The mysteries surrounding Morgellons make it prone to all sorts of conjecture, speculation and suspicion. Whether you’re sceptical about its legitimacy or convinced of its reality, the fact that we understand so little about the disorder doesn’t help to further either point of view. Those who suffer from Morgellons know all too well that it’s a very real and very debilitating disease; yet patients who approach their doctors with the issue are often written off as suffering from a mental disorder as opposed to a physical one. With so many physically manifesting symptoms, it’s hard to believe that doctors can conflate them all under a blanket mental health diagnosis; yet this is often the case, as Morgellons patients are routinely told they are suffering from a condition known as delusional parasitosis. Why exactly is this, and where do the two disorders overlap?
First of all, let’s look at each condition separately. Delusional parasitosis typically manifests as a crawling, itching or tingling sensation, which sufferers believe to be an infestation of parasites under their skin. These sensations can occur in any part of the body, and can even be accompanied by an actual physical sensation known as formication, which is essentially pins-and-needles. The condition is a mental disorder, but can easily be transferred to other vulnerable people by suggestion. The primary symptom is the delusion; patients aren’t just made uncomfortable by the sensations, but actually believe that there are parasites or bugs crawling and burrowing into their skin. Treatment comes in the form of psychiatric help and similar plans to other delusional disorders, although patients are often reluctant to accept the diagnosis.
Morgellons has an initial link with delusional parasitosis, as the first Morgellons patient on record complained of ‘bugs’. He was the two-year-old son of Mary Leitao, the woman who put a name on the disorder and is credited – for better or worse, depending on what you read – with bringing it into the public eye. Leitao’s son also presented with numerous sores on his body in conjunction with the complaints about bug-like sensation, causing his mother to take his condition seriously. When she brought him to a series of doctors, however, they could find nothing wrong with the child and the focus instead turned to Leitao herself, who was suspected of suffering from Munchausen by proxy. Thus, the link between mental disorders and Morgellons was born, although it is important to remember that Leitao herself never claimed to be suffering from the disease, and that delusional parasitosis is rarely found in children.
While we don’t have an exact timeline or account of the origins of Morgellons, in the years since its discovery in 2001 many other sufferers have come forward leading to a much better understanding of its various symptoms. Unlike delusional parasitosis, which consists of one dominant symptom, Morgellons has a host of various symptoms, one of which is completely unique to itself.
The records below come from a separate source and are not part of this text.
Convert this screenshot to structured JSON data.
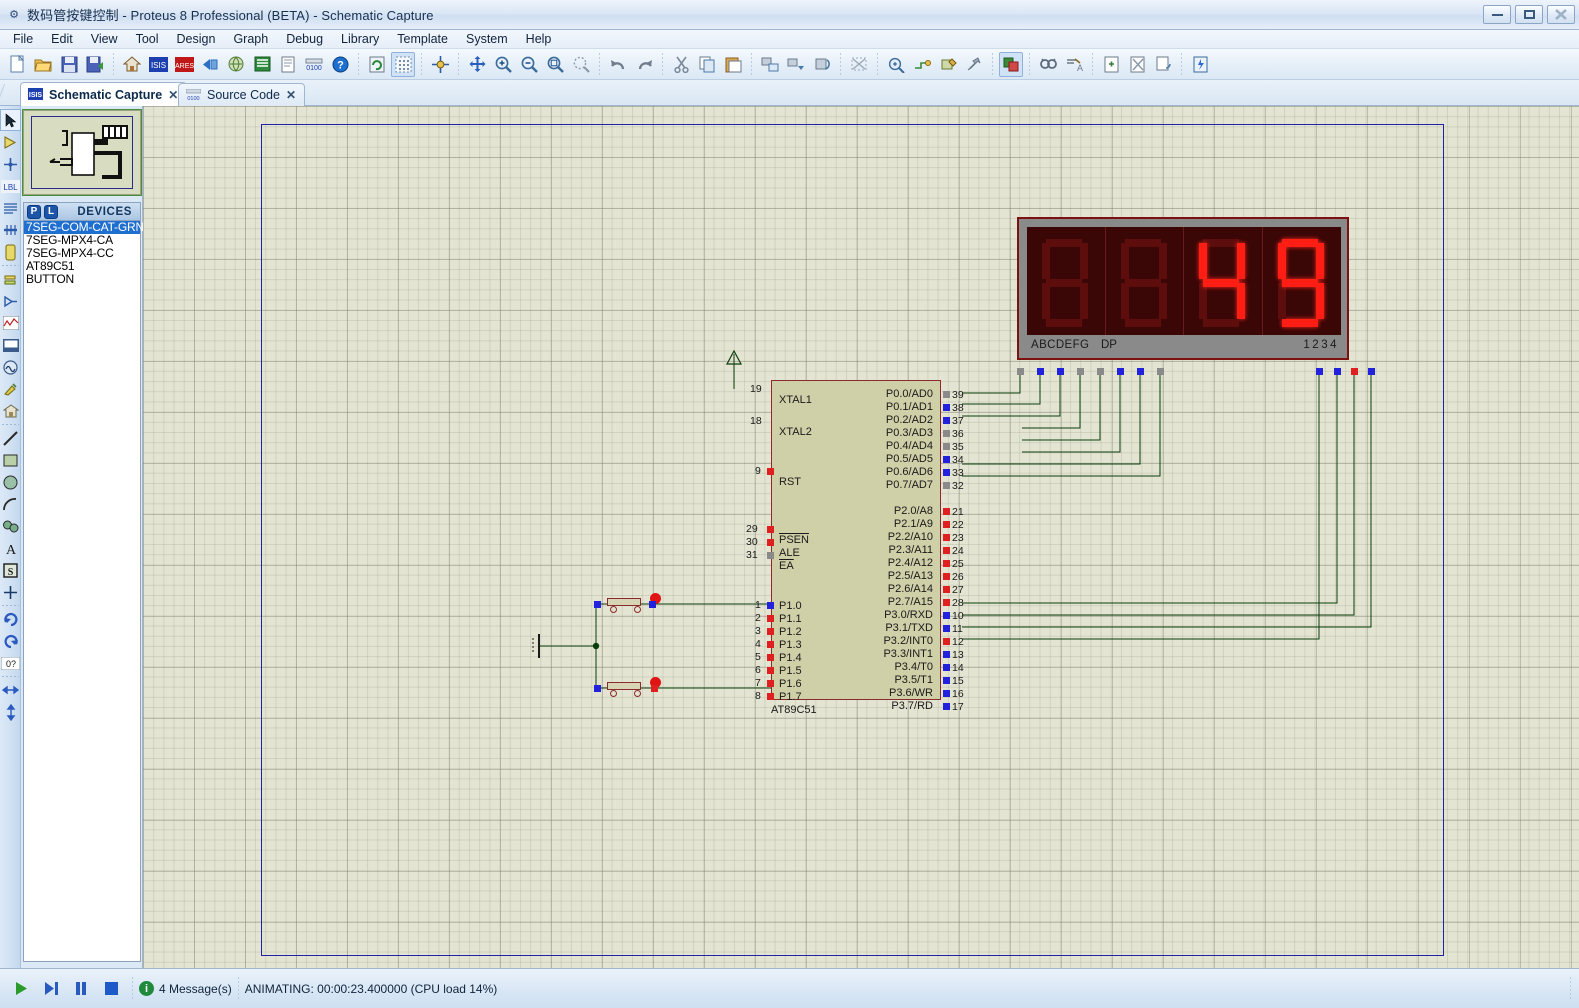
{
  "window": {
    "title": "数码管按键控制 - Proteus 8 Professional (BETA) - Schematic Capture",
    "minimize_label": "—",
    "maximize_label": "❐",
    "close_label": "✕",
    "sysicon_name": "proteus-app-icon"
  },
  "menu": {
    "items": [
      {
        "label": "File"
      },
      {
        "label": "Edit"
      },
      {
        "label": "View"
      },
      {
        "label": "Tool"
      },
      {
        "label": "Design"
      },
      {
        "label": "Graph"
      },
      {
        "label": "Debug"
      },
      {
        "label": "Library"
      },
      {
        "label": "Template"
      },
      {
        "label": "System"
      },
      {
        "label": "Help"
      }
    ]
  },
  "toolbar": {
    "groups": [
      [
        "new-icon",
        "open-icon",
        "save-icon",
        "save-as-icon"
      ],
      [
        "home-icon",
        "isis-icon",
        "ares-icon",
        "back-icon",
        "3d-view-icon",
        "bom-icon",
        "report-icon",
        "source-code-icon",
        "help-icon"
      ],
      [
        "refresh-icon",
        "grid-toggle-icon"
      ],
      [
        "origin-icon"
      ],
      [
        "pan-icon",
        "zoom-in-icon",
        "zoom-out-icon",
        "zoom-all-icon",
        "zoom-area-icon"
      ],
      [
        "undo-icon",
        "redo-icon"
      ],
      [
        "cut-icon",
        "copy-icon",
        "paste-icon"
      ],
      [
        "block-copy-icon",
        "block-move-icon",
        "block-rotate-icon",
        "block-delete-icon"
      ],
      [
        "pick-device-icon",
        "make-device-icon",
        "packaging-tool-icon",
        "decompose-icon"
      ],
      [
        "wire-autorouter-icon"
      ],
      [
        "search-tag-icon",
        "property-assign-icon"
      ],
      [
        "new-sheet-icon",
        "remove-sheet-icon",
        "exit-sheet-icon"
      ],
      [
        "bill-icon"
      ]
    ]
  },
  "tabs": [
    {
      "label": "Schematic Capture",
      "icon": "isis-tab-icon",
      "active": true,
      "close": "✕"
    },
    {
      "label": "Source Code",
      "icon": "code-tab-icon",
      "active": false,
      "close": "✕"
    }
  ],
  "left_toolbar": {
    "tools": [
      {
        "name": "selection-mode-icon",
        "glyph": "➤",
        "selected": true
      },
      {
        "name": "component-mode-icon",
        "glyph": "▷"
      },
      {
        "name": "junction-dot-mode-icon",
        "glyph": "✛"
      },
      {
        "name": "wire-label-mode-icon",
        "glyph": "LBL"
      },
      {
        "name": "text-script-mode-icon",
        "glyph": "≡"
      },
      {
        "name": "bus-mode-icon",
        "glyph": "╫"
      },
      {
        "name": "subcircuit-mode-icon",
        "glyph": "▯"
      },
      {
        "name": "terminals-mode-icon",
        "glyph": "⊐"
      },
      {
        "name": "device-pin-mode-icon",
        "glyph": "⇒"
      },
      {
        "name": "graph-mode-icon",
        "glyph": "📈"
      },
      {
        "name": "tape-recorder-mode-icon",
        "glyph": "▭"
      },
      {
        "name": "generator-mode-icon",
        "glyph": "∿"
      },
      {
        "name": "voltage-probe-mode-icon",
        "glyph": "✒"
      },
      {
        "name": "virtual-instrument-mode-icon",
        "glyph": "🏠"
      },
      {
        "name": "line-tool-icon",
        "glyph": "╱"
      },
      {
        "name": "box-tool-icon",
        "glyph": "▢"
      },
      {
        "name": "circle-tool-icon",
        "glyph": "●"
      },
      {
        "name": "arc-tool-icon",
        "glyph": "◠"
      },
      {
        "name": "path-tool-icon",
        "glyph": "❧"
      },
      {
        "name": "text-tool-icon",
        "glyph": "A"
      },
      {
        "name": "symbol-tool-icon",
        "glyph": "S"
      },
      {
        "name": "marker-tool-icon",
        "glyph": "✛"
      },
      {
        "name": "rotate-clockwise-icon",
        "glyph": "↻"
      },
      {
        "name": "rotate-anticlockwise-icon",
        "glyph": "↺"
      },
      {
        "name": "rotation-angle-field",
        "glyph": "0?"
      },
      {
        "name": "mirror-horizontal-icon",
        "glyph": "↔"
      },
      {
        "name": "mirror-vertical-icon",
        "glyph": "↕"
      }
    ]
  },
  "devices_panel": {
    "header": "DEVICES",
    "pick_button": "P",
    "library_button": "L",
    "items": [
      {
        "label": "7SEG-COM-CAT-GRN",
        "selected": true
      },
      {
        "label": "7SEG-MPX4-CA",
        "selected": false
      },
      {
        "label": "7SEG-MPX4-CC",
        "selected": false
      },
      {
        "label": "AT89C51",
        "selected": false
      },
      {
        "label": "BUTTON",
        "selected": false
      }
    ]
  },
  "schematic": {
    "mcu": {
      "part_name": "AT89C51",
      "left_pins": [
        {
          "num": "19",
          "label": "XTAL1"
        },
        {
          "num": "18",
          "label": "XTAL2"
        },
        {
          "num": "9",
          "label": "RST"
        },
        {
          "num": "29",
          "label": "PSEN"
        },
        {
          "num": "30",
          "label": "ALE"
        },
        {
          "num": "31",
          "label": "EA"
        },
        {
          "num": "1",
          "label": "P1.0"
        },
        {
          "num": "2",
          "label": "P1.1"
        },
        {
          "num": "3",
          "label": "P1.2"
        },
        {
          "num": "4",
          "label": "P1.3"
        },
        {
          "num": "5",
          "label": "P1.4"
        },
        {
          "num": "6",
          "label": "P1.5"
        },
        {
          "num": "7",
          "label": "P1.6"
        },
        {
          "num": "8",
          "label": "P1.7"
        }
      ],
      "right_pins": [
        {
          "num": "39",
          "label": "P0.0/AD0"
        },
        {
          "num": "38",
          "label": "P0.1/AD1"
        },
        {
          "num": "37",
          "label": "P0.2/AD2"
        },
        {
          "num": "36",
          "label": "P0.3/AD3"
        },
        {
          "num": "35",
          "label": "P0.4/AD4"
        },
        {
          "num": "34",
          "label": "P0.5/AD5"
        },
        {
          "num": "33",
          "label": "P0.6/AD6"
        },
        {
          "num": "32",
          "label": "P0.7/AD7"
        },
        {
          "num": "21",
          "label": "P2.0/A8"
        },
        {
          "num": "22",
          "label": "P2.1/A9"
        },
        {
          "num": "23",
          "label": "P2.2/A10"
        },
        {
          "num": "24",
          "label": "P2.3/A11"
        },
        {
          "num": "25",
          "label": "P2.4/A12"
        },
        {
          "num": "26",
          "label": "P2.5/A13"
        },
        {
          "num": "27",
          "label": "P2.6/A14"
        },
        {
          "num": "28",
          "label": "P2.7/A15"
        },
        {
          "num": "10",
          "label": "P3.0/RXD"
        },
        {
          "num": "11",
          "label": "P3.1/TXD"
        },
        {
          "num": "12",
          "label": "P3.2/INT0"
        },
        {
          "num": "13",
          "label": "P3.3/INT1"
        },
        {
          "num": "14",
          "label": "P3.4/T0"
        },
        {
          "num": "15",
          "label": "P3.5/T1"
        },
        {
          "num": "16",
          "label": "P3.6/WR"
        },
        {
          "num": "17",
          "label": "P3.7/RD"
        }
      ]
    },
    "display": {
      "part_type": "7SEG-MPX4-CC",
      "segment_label": "ABCDEFG",
      "dp_label": "DP",
      "digit_label": "1234",
      "digits": [
        {
          "value": "",
          "segments": {
            "a": false,
            "b": false,
            "c": false,
            "d": false,
            "e": false,
            "f": false,
            "g": false
          }
        },
        {
          "value": "",
          "segments": {
            "a": false,
            "b": false,
            "c": false,
            "d": false,
            "e": false,
            "f": false,
            "g": false
          }
        },
        {
          "value": "4",
          "segments": {
            "a": false,
            "b": true,
            "c": true,
            "d": false,
            "e": false,
            "f": true,
            "g": true
          }
        },
        {
          "value": "9",
          "segments": {
            "a": true,
            "b": true,
            "c": true,
            "d": true,
            "e": false,
            "f": true,
            "g": true
          }
        }
      ],
      "displayed_value": "49"
    },
    "colors": {
      "sheet_border": "#2222a8",
      "wire": "#0a3d0a",
      "mcu_body": "#cfcfa8",
      "mcu_outline": "#8c2b2b",
      "display_bezel": "#8a8a8a",
      "segment_on": "#ff1d14",
      "segment_off": "#5e0d0d",
      "pin_high": "#2222dd",
      "pin_low": "#e02020",
      "pin_float": "#8a8a8a",
      "grid_bg": "#e4e4d2"
    }
  },
  "statusbar": {
    "play_label": "▶",
    "step_label": "▶|",
    "pause_label": "❚❚",
    "stop_label": "■",
    "messages": "4 Message(s)",
    "info_glyph": "i",
    "animation_status": "ANIMATING: 00:00:23.400000 (CPU load 14%)"
  }
}
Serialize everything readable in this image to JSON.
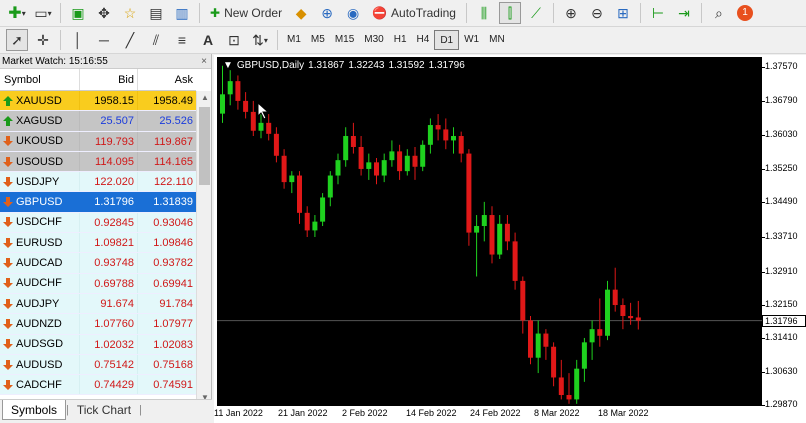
{
  "toolbar": {
    "new_order_label": "New Order",
    "autotrading_label": "AutoTrading",
    "notification_badge": "1",
    "timeframes": [
      "M1",
      "M5",
      "M15",
      "M30",
      "H1",
      "H4",
      "D1",
      "W1",
      "MN"
    ],
    "active_timeframe": "D1"
  },
  "market_watch": {
    "title": "Market Watch: 15:16:55",
    "close_glyph": "×",
    "columns": {
      "symbol": "Symbol",
      "bid": "Bid",
      "ask": "Ask"
    },
    "rows": [
      {
        "symbol": "XAUUSD",
        "bid": "1958.15",
        "ask": "1958.49",
        "direction": "up",
        "style": "gold"
      },
      {
        "symbol": "XAGUSD",
        "bid": "25.507",
        "ask": "25.526",
        "direction": "up",
        "style": "silver"
      },
      {
        "symbol": "UKOUSD",
        "bid": "119.793",
        "ask": "119.867",
        "direction": "down",
        "style": "oil"
      },
      {
        "symbol": "USOUSD",
        "bid": "114.095",
        "ask": "114.165",
        "direction": "down",
        "style": "oil"
      },
      {
        "symbol": "USDJPY",
        "bid": "122.020",
        "ask": "122.110",
        "direction": "down",
        "style": "normal"
      },
      {
        "symbol": "GBPUSD",
        "bid": "1.31796",
        "ask": "1.31839",
        "direction": "down",
        "style": "selected"
      },
      {
        "symbol": "USDCHF",
        "bid": "0.92845",
        "ask": "0.93046",
        "direction": "down",
        "style": "normal"
      },
      {
        "symbol": "EURUSD",
        "bid": "1.09821",
        "ask": "1.09846",
        "direction": "down",
        "style": "normal"
      },
      {
        "symbol": "AUDCAD",
        "bid": "0.93748",
        "ask": "0.93782",
        "direction": "down",
        "style": "normal"
      },
      {
        "symbol": "AUDCHF",
        "bid": "0.69788",
        "ask": "0.69941",
        "direction": "down",
        "style": "normal"
      },
      {
        "symbol": "AUDJPY",
        "bid": "91.674",
        "ask": "91.784",
        "direction": "down",
        "style": "normal"
      },
      {
        "symbol": "AUDNZD",
        "bid": "1.07760",
        "ask": "1.07977",
        "direction": "down",
        "style": "normal"
      },
      {
        "symbol": "AUDSGD",
        "bid": "1.02032",
        "ask": "1.02083",
        "direction": "down",
        "style": "normal"
      },
      {
        "symbol": "AUDUSD",
        "bid": "0.75142",
        "ask": "0.75168",
        "direction": "down",
        "style": "normal"
      },
      {
        "symbol": "CADCHF",
        "bid": "0.74429",
        "ask": "0.74591",
        "direction": "down",
        "style": "normal"
      }
    ],
    "tabs": [
      "Symbols",
      "Tick Chart"
    ],
    "active_tab": "Symbols"
  },
  "chart": {
    "symbol_label": "GBPUSD,Daily",
    "ohlc": [
      "1.31867",
      "1.32243",
      "1.31592",
      "1.31796"
    ],
    "current_price": "1.31796",
    "y_ticks": [
      "1.37570",
      "1.36790",
      "1.36030",
      "1.35250",
      "1.34490",
      "1.33710",
      "1.32910",
      "1.32150",
      "1.31410",
      "1.30630",
      "1.29870"
    ],
    "x_ticks": [
      "11 Jan 2022",
      "21 Jan 2022",
      "2 Feb 2022",
      "14 Feb 2022",
      "24 Feb 2022",
      "8 Mar 2022",
      "18 Mar 2022"
    ],
    "colors": {
      "bull": "#1fd11f",
      "bear": "#e01818",
      "background": "#000000"
    }
  },
  "chart_data": {
    "type": "candlestick",
    "series": [
      {
        "name": "GBPUSD,Daily",
        "candles": [
          [
            1.3651,
            1.376,
            1.363,
            1.3695
          ],
          [
            1.3695,
            1.375,
            1.367,
            1.3725
          ],
          [
            1.3725,
            1.3738,
            1.366,
            1.368
          ],
          [
            1.368,
            1.37,
            1.364,
            1.3655
          ],
          [
            1.3655,
            1.368,
            1.36,
            1.3612
          ],
          [
            1.3612,
            1.365,
            1.3595,
            1.363
          ],
          [
            1.363,
            1.365,
            1.359,
            1.3605
          ],
          [
            1.3605,
            1.362,
            1.354,
            1.3555
          ],
          [
            1.3555,
            1.357,
            1.348,
            1.3495
          ],
          [
            1.3495,
            1.352,
            1.347,
            1.351
          ],
          [
            1.351,
            1.352,
            1.34,
            1.3425
          ],
          [
            1.3425,
            1.344,
            1.337,
            1.3385
          ],
          [
            1.3385,
            1.342,
            1.337,
            1.3405
          ],
          [
            1.3405,
            1.347,
            1.3395,
            1.346
          ],
          [
            1.346,
            1.352,
            1.344,
            1.351
          ],
          [
            1.351,
            1.356,
            1.349,
            1.3545
          ],
          [
            1.3545,
            1.362,
            1.353,
            1.36
          ],
          [
            1.36,
            1.363,
            1.356,
            1.3575
          ],
          [
            1.3575,
            1.36,
            1.351,
            1.3525
          ],
          [
            1.3525,
            1.356,
            1.35,
            1.354
          ],
          [
            1.354,
            1.355,
            1.349,
            1.351
          ],
          [
            1.351,
            1.356,
            1.3495,
            1.3545
          ],
          [
            1.3545,
            1.359,
            1.353,
            1.3565
          ],
          [
            1.3565,
            1.358,
            1.35,
            1.352
          ],
          [
            1.352,
            1.357,
            1.351,
            1.3555
          ],
          [
            1.3555,
            1.3575,
            1.35,
            1.353
          ],
          [
            1.353,
            1.359,
            1.352,
            1.358
          ],
          [
            1.358,
            1.364,
            1.356,
            1.3625
          ],
          [
            1.3625,
            1.365,
            1.359,
            1.3615
          ],
          [
            1.3615,
            1.364,
            1.357,
            1.359
          ],
          [
            1.359,
            1.362,
            1.356,
            1.36
          ],
          [
            1.36,
            1.361,
            1.354,
            1.356
          ],
          [
            1.356,
            1.357,
            1.335,
            1.338
          ],
          [
            1.338,
            1.342,
            1.328,
            1.3395
          ],
          [
            1.3395,
            1.345,
            1.336,
            1.342
          ],
          [
            1.342,
            1.344,
            1.331,
            1.333
          ],
          [
            1.333,
            1.342,
            1.332,
            1.34
          ],
          [
            1.34,
            1.342,
            1.334,
            1.336
          ],
          [
            1.336,
            1.338,
            1.325,
            1.327
          ],
          [
            1.327,
            1.328,
            1.315,
            1.318
          ],
          [
            1.318,
            1.319,
            1.308,
            1.3095
          ],
          [
            1.3095,
            1.318,
            1.306,
            1.315
          ],
          [
            1.315,
            1.316,
            1.309,
            1.312
          ],
          [
            1.312,
            1.313,
            1.303,
            1.305
          ],
          [
            1.305,
            1.309,
            1.3,
            1.301
          ],
          [
            1.301,
            1.306,
            1.299,
            1.3
          ],
          [
            1.3,
            1.309,
            1.299,
            1.307
          ],
          [
            1.307,
            1.314,
            1.304,
            1.313
          ],
          [
            1.313,
            1.318,
            1.309,
            1.316
          ],
          [
            1.316,
            1.323,
            1.312,
            1.3145
          ],
          [
            1.3145,
            1.327,
            1.3135,
            1.325
          ],
          [
            1.325,
            1.33,
            1.32,
            1.3215
          ],
          [
            1.3215,
            1.323,
            1.316,
            1.319
          ],
          [
            1.319,
            1.322,
            1.317,
            1.3185
          ],
          [
            1.31867,
            1.32243,
            1.31592,
            1.31796
          ]
        ]
      }
    ],
    "x_labels": [
      "11 Jan 2022",
      "21 Jan 2022",
      "2 Feb 2022",
      "14 Feb 2022",
      "24 Feb 2022",
      "8 Mar 2022",
      "18 Mar 2022"
    ],
    "ylim": [
      1.2985,
      1.378
    ],
    "grid": false,
    "current_price_line": 1.31796
  }
}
The primary symptom is skin rashes, sores or lesions, which are often painful and cause intense itching. These are often combined with a sense of something moving and crawling under the skin, in a similar manner to delusional parasitosis.
The most bizarre symptom of Morgellons is undoubtedly the strange fibres that protrude and grow out of the lesions; while an exact explanation for these objects has yet to be fully defined, they are thought to be comprised of structural proteins, like those found in hair or nails. They appear in many forms, appearing to grow both out of and under the wounds and lesions, and are predominantly red, black, white or blue in colour. This bizarre and concerning symptom obviously causes huge emotional distress for patients, which is compounded by the doctors insistence that they are delusional. This often leads to anxiety and eventually depression, increasing the mental strain of the disorder. Other, less specific Morgellons symptoms include fatigue, difficulty concentrating and short-term memory loss.
So why do so many doctors focus on the ‘crawling sensation’ symptom, and label Morgellons as delusional parasitosis? Unfortunately, it’s largely because all the other symptoms can be fitted (in different degrees of neatness) under that umbrella; the lesions can be explained away as self-inflicted wounds from incessant itching, while the fibres are chalked up as fabric from clothing caught in the open lesions, noticed by obsessive minds. The fatigue and memory loss are easily written off as psychological collateral damage. Sufferers of Morgellons will know that this doesn’t at all square up with their symptoms, and is insufficient and useless to them as medical advice. Morgellons is most definitely a physical disorder and although we don’t exactly know the ins and outs of it at this stage, experts in the field are moving closer to a cause and subsequently a treatment.
One organisation that definitely doesn’t regard Morgellons as a different name for delusional parasitosis is the Charles E. Holman Foundation, a grassroots community dedicated to searching for the truth behind the disease and uncovering a cure. While there is still a long way to go in legitimising Morgellons in the wider medical community, sufferers should be pleased to know there are plenty of professionals out there who believe their condition is real, and are committed to discovering both a cause and a cure.